MEJO 121:Blog Post
Lighting Darker Skin Tones
One of my favorite shows on television is “Insecure”. Traditionally, most films and television shows are known for doing a poor job when it comes to lighting black actors and actresses well. However the hit HBO show, “Insecure” is an exception to the rule.
So what’s the secret behind “Insecure” success? How does the hit HBO series make its black actors look so good on camera? How does insecure ensure every cast member looks striking on screen?
The secret, HBO’s cinematographer, Ava Berkofsky. In an interview with Mic, Berksofsky shares best practices for properly lightening black faces.
It’s all about the skin’s reflective !
1.Make sure the makeup artist uses a reflective base on the skin
2. Give skin something to reflect
Pro-tip: It’s not the amount of intensity of the light source, it’s the surface area of the light
3. Use a polarizer, which is a filter that goes in front of the lens.
Pro-tip: This actually works really well when you are lighting with a reflective surface on skin tone, because it can shape the light in a pretty effective way
Ava told Mic that when she was in film school, her professor would teach students to throw blue and amber light onto darker skin actors. However, Ava disagrees. Ava believes that there is not one shade that lights all types of darker skin tones.

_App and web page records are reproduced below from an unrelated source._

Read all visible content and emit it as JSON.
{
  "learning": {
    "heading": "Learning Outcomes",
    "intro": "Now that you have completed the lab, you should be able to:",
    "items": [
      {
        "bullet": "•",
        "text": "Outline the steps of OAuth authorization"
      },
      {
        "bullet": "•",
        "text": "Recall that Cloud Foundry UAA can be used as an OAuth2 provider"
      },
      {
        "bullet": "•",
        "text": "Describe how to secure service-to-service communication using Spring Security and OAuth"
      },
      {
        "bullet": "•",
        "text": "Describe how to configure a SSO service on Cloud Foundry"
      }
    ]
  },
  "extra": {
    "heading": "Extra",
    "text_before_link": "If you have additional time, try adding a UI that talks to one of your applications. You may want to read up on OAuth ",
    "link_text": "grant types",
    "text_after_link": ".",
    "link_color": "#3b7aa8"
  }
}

The crew of “Insecure” puts a lot of effort into lighting black people properly because they recognize the importance of representing black culture properly. Insecure does this to send the message that black features don’t just look good but they are good.
In my Mejo 121 course at The University of North Carolina at Chapel Hill, digital storytelling, my professor, Alexis Walker Romero, recognized that our curriculum did not emphasize how to light darker skin tones. My professor took additional time to explain best practices to my class to ensure we had the technical knowledge to represent darker skin tones in the best possible manner.

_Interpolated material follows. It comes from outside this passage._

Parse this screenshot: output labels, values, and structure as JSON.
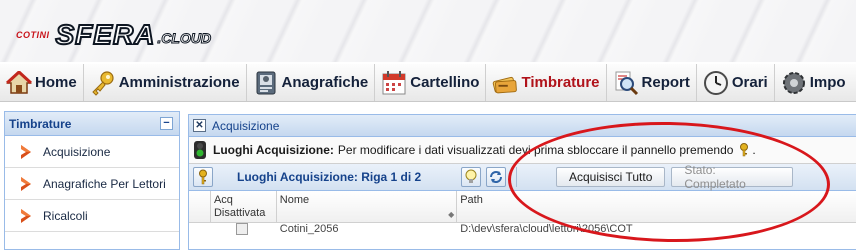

From my professor, I learned that it is still important to use a hair light when shooting black people. She highlighted that there is a common misconception that people with a lot of texture in their hair don’t need a hair light, but they still do. Including a hair light with darker skin tones still creates a halo effect. It is also important to be aware of undertones.
Additionally, for darker skin tones with warm undertones it is recommended that you take portraits around earth tones like red, gold, and brown. For darker skin tones with cool undertones take portraits with water tones like blue, silver, and purple. Also, photographers and cinematographers should embrace highlights and shadows.

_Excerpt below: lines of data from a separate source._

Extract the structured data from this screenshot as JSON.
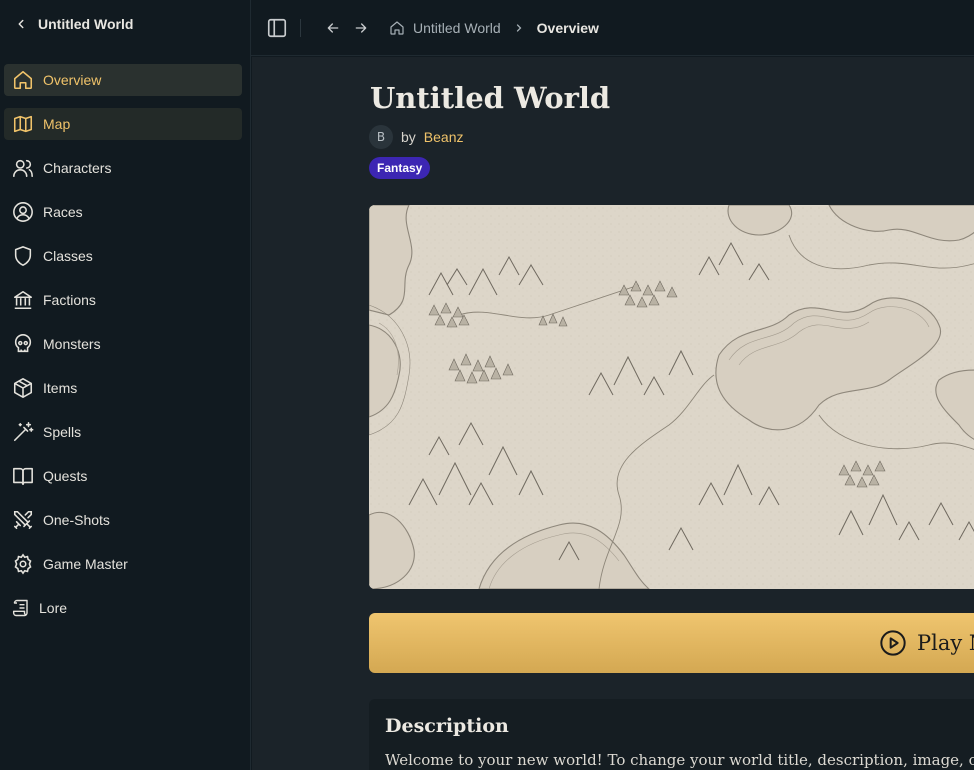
{
  "sidebar": {
    "back_icon": "chevron-left-icon",
    "title": "Untitled World",
    "items": [
      {
        "label": "Overview",
        "icon": "home-icon"
      },
      {
        "label": "Map",
        "icon": "map-icon"
      },
      {
        "label": "Characters",
        "icon": "users-icon"
      },
      {
        "label": "Races",
        "icon": "user-circle-icon"
      },
      {
        "label": "Classes",
        "icon": "shield-icon"
      },
      {
        "label": "Factions",
        "icon": "landmark-icon"
      },
      {
        "label": "Monsters",
        "icon": "skull-icon"
      },
      {
        "label": "Items",
        "icon": "box-icon"
      },
      {
        "label": "Spells",
        "icon": "wand-icon"
      },
      {
        "label": "Quests",
        "icon": "book-open-icon"
      },
      {
        "label": "One-Shots",
        "icon": "swords-icon"
      },
      {
        "label": "Game Master",
        "icon": "gear-icon"
      },
      {
        "label": "Lore",
        "icon": "scroll-icon"
      }
    ]
  },
  "topbar": {
    "crumbs": [
      "Untitled World",
      "Overview"
    ]
  },
  "world": {
    "title": "Untitled World",
    "avatar_initial": "B",
    "by": "by",
    "author": "Beanz",
    "genre": "Fantasy",
    "play_label": "Play N",
    "description_title": "Description",
    "description_text": "Welcome to your new world! To change your world title, description, image, or"
  },
  "colors": {
    "accent": "#f0c36a",
    "genre_badge": "#3c26b3",
    "background": "#111a20",
    "main_background": "#1b2329"
  }
}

When shooting darker skin tones, I learned that photographers and cinematographers should also pay attention to walls, backgrounds and reflective light.
For walls, it is important to keep light from reflecting off the walls for a more cinematic feel. For background, it is important to pay attention to the backgrounds. It is also a bad idea to tuck darker skin tones against dark backgrounds. But also, it is important to not contrast the background so much that you overexpose the background. For reflective light, don’t just put more light on people of color to make them look bright; you will blow them out. Instead, it is best to use reflective light to bounce light and showcase facial features.
I found learning how to light darker skin tones extremely beneficial in my digital storytelling course, especially because my subject for my story advertisement was a black woman. I hope after reading my blog post, you feel more equipped to light darker skin tones in your photography and or film work.
Harding, Xavier. “Keeping ‘Insecure’ Lit: HBO Cinematographer Ava Berkofsky on Properly Lighting Black Faces.” Mic, Mic, 6 Sept. 2017, www.mic.com/articles/184244/keeping-insecure-lit-hbo-cinematographer-ava-berkofsky-on-properly-lighting-black-faces#.PnFIdFwSm.